In December 2016, Rankin reported increasing pain in his left big toe, noting stiffness, discoloration and progressive deformity, along with “clawing of the second through fifth toes.” Rankin’s podiatrist noted in July 2017 that she had evaluated him “for a painful left foot deformity that developed after his traumatic injuries” and added that his condition could worsen as time goes on and eventually require surgery.
Rankin visited his podiatrist again in April 2020 for the first time in more than three years. At this visit, his podiatrist noted that Rankin’s “initial injury, as well as the post injury complications caused neuromuscular damage to the foot, tendon imbalance, and muscle tone loss, resulting in contracted claw toes and a large hallux abducto valgus deformity.” She also added that his compensable lumbar spine injury could not be ruled out as contributing to the foot deformities.
The podiatrist noted that some of the deformities were a direct result of the 2014 work injury and recommended surgery because the deformities “limit his ability to walk, stand, and wear normal shoe gear.”
Asplundh challenged the podiatrist’s opinion on the cause of the foot injury, relying on an independent medical evaluation and a records review. After evaluating Rankin in August 2020, the physician who performed the independent medical evaluation determined that the left foot conditions were not related to the 2014 fall; rather the complaints were “common problems that many people develop as they get older” and that they would have shown up sooner if they were related to the fall.
A second podiatrist who performed a records review agreed with Rankin’s podiatrist on what Rankin’s conditions were and the need for surgery, but disagreed that the work accident caused them. The second podiatrist noted the length of time since the fall, as well as multiple occasions where Rankin “demonstrate[d] 5/5 normal muscle strength.”

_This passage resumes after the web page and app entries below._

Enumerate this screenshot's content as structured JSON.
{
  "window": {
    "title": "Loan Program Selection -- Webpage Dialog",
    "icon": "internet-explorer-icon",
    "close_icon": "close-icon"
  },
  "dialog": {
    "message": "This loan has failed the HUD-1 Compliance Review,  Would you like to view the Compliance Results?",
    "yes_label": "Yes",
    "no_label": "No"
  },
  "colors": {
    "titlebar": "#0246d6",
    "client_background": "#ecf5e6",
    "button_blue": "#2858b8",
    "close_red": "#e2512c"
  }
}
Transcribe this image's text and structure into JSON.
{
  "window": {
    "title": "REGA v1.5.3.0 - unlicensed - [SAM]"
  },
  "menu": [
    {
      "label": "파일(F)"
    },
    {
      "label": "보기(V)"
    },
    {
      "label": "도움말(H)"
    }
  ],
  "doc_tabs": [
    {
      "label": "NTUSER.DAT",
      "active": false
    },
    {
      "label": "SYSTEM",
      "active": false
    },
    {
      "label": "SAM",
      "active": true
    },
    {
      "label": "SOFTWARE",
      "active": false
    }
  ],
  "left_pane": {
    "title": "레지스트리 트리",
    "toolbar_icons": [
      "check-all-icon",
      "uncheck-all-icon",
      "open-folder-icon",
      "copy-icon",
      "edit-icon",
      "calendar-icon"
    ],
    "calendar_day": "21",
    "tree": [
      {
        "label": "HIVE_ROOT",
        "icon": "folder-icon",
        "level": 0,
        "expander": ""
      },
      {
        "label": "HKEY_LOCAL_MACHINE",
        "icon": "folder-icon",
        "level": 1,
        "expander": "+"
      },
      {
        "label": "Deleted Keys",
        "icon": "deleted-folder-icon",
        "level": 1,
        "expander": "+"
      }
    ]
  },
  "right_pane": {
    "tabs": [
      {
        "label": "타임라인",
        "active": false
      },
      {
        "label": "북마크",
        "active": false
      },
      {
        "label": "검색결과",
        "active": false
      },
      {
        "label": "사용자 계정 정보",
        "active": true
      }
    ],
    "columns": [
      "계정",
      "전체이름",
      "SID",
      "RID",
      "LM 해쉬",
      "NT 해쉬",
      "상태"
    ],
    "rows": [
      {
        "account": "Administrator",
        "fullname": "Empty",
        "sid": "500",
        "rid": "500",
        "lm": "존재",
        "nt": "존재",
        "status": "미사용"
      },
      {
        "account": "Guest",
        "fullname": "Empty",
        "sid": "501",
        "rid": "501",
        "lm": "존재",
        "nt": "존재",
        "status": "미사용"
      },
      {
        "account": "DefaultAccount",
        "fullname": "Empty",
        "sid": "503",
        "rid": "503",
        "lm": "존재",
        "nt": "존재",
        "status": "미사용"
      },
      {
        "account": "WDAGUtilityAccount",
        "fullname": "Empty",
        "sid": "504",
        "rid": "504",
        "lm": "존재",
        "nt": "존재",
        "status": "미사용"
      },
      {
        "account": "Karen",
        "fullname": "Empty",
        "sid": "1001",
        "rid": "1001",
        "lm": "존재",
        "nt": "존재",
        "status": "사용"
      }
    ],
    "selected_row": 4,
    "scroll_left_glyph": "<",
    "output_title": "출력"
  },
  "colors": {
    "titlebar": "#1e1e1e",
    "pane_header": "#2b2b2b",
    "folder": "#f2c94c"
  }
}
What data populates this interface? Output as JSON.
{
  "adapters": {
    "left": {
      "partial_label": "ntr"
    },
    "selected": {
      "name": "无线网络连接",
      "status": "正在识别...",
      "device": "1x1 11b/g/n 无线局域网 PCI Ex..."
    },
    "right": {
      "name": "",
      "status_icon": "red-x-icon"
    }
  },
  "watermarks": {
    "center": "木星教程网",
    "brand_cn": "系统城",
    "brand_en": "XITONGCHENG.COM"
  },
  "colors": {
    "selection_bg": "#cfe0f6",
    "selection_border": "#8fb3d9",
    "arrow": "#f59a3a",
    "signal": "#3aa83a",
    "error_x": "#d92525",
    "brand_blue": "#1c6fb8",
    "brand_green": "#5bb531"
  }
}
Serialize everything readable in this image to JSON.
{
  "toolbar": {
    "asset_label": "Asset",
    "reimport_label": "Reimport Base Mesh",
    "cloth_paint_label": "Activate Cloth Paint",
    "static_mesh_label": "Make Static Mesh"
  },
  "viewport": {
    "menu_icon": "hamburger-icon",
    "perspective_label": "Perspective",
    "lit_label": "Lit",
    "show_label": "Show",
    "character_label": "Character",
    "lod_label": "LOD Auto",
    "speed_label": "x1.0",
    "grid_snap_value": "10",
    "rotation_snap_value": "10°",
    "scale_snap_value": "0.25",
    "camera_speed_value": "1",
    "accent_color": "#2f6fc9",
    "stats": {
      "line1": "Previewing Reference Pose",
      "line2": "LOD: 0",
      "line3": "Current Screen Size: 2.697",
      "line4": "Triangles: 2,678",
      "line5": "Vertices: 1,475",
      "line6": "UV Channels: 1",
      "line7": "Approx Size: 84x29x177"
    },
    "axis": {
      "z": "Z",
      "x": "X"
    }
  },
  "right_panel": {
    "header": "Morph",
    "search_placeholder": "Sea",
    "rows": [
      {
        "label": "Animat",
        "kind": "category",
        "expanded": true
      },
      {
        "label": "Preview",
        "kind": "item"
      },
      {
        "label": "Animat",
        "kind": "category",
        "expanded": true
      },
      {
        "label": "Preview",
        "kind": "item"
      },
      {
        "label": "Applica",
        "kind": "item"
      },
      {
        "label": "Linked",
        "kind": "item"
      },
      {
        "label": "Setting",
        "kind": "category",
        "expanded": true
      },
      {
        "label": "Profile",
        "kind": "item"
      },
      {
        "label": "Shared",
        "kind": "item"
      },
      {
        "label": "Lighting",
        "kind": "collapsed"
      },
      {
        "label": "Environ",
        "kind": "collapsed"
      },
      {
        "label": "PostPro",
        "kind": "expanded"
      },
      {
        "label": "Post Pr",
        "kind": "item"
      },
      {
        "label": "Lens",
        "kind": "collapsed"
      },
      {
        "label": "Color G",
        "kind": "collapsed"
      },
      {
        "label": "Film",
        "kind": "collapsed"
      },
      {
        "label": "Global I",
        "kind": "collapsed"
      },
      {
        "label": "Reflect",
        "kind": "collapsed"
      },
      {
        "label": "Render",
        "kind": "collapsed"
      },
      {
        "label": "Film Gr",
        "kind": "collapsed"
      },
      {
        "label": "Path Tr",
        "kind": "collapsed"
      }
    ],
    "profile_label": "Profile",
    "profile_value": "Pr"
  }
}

Upon review before the VWCC, a deputy commissioner found that the employer “sustained its burden to show that a causal relationship was lacking between claimant’s left foot condition and his compensable work accident.”
The deputy commissioner noted that the records of Rankin’s podiatrist failed “to reveal any evidence of neuromuscular compromise, tendon imbalance, or loss of muscle tone.”
Rankin requested a review before the full commission, which unanimously affirmed the deputy commissioner’s ruling. Rankin then appealed to the Court of Appeals of Virginia.
In his appeal, Rankin claimed the VWCC weighed more heavily the opinions of the physicians who conducted the independent medical evaluation and the records review, rather than Rankin’s own podiatrist. He argued that his podiatrist’s opinion should be given greater weight, and that the VWCC erred in this matter.
The appellate judges disagreed, saying the “Commission’s contrary conclusion is supported by credible evidence in the record.”
They pointed out that, “Over the course of [Rankin’s podiatrist’s] treatment of claimant since January 2015… [she] made no prior mention of these causative conditions as a basis for claimant’s left foot deformities,” adding that Rankin’s physicians noted he had intact muscle strength and good sensation in every toe.
While Rankin’s podiatrist noted “a painful left foot deformity that developed after his traumatic injuries” in 2017, the physician who conducted the independent medical review of Rankin noted no tendon abnormalities and said the problems would have presented sooner if they stemmed from the work injury. The independent physicians also said the conditions present in Rankin’s left foot “were common findings in the general population.”
Ultimately, the independent physicians concluded that “there was no evidence of neuromuscular damage to the foot, tendon imbalance, and muscle tone loss, or any other diagnosis related to the work accident that could have caused claimant’s left foot deformities.”
As such, the court affirmed the VWCC’s unanimous judgment that the independent physicians offered credible evidence to support ruling in favor of the employer.m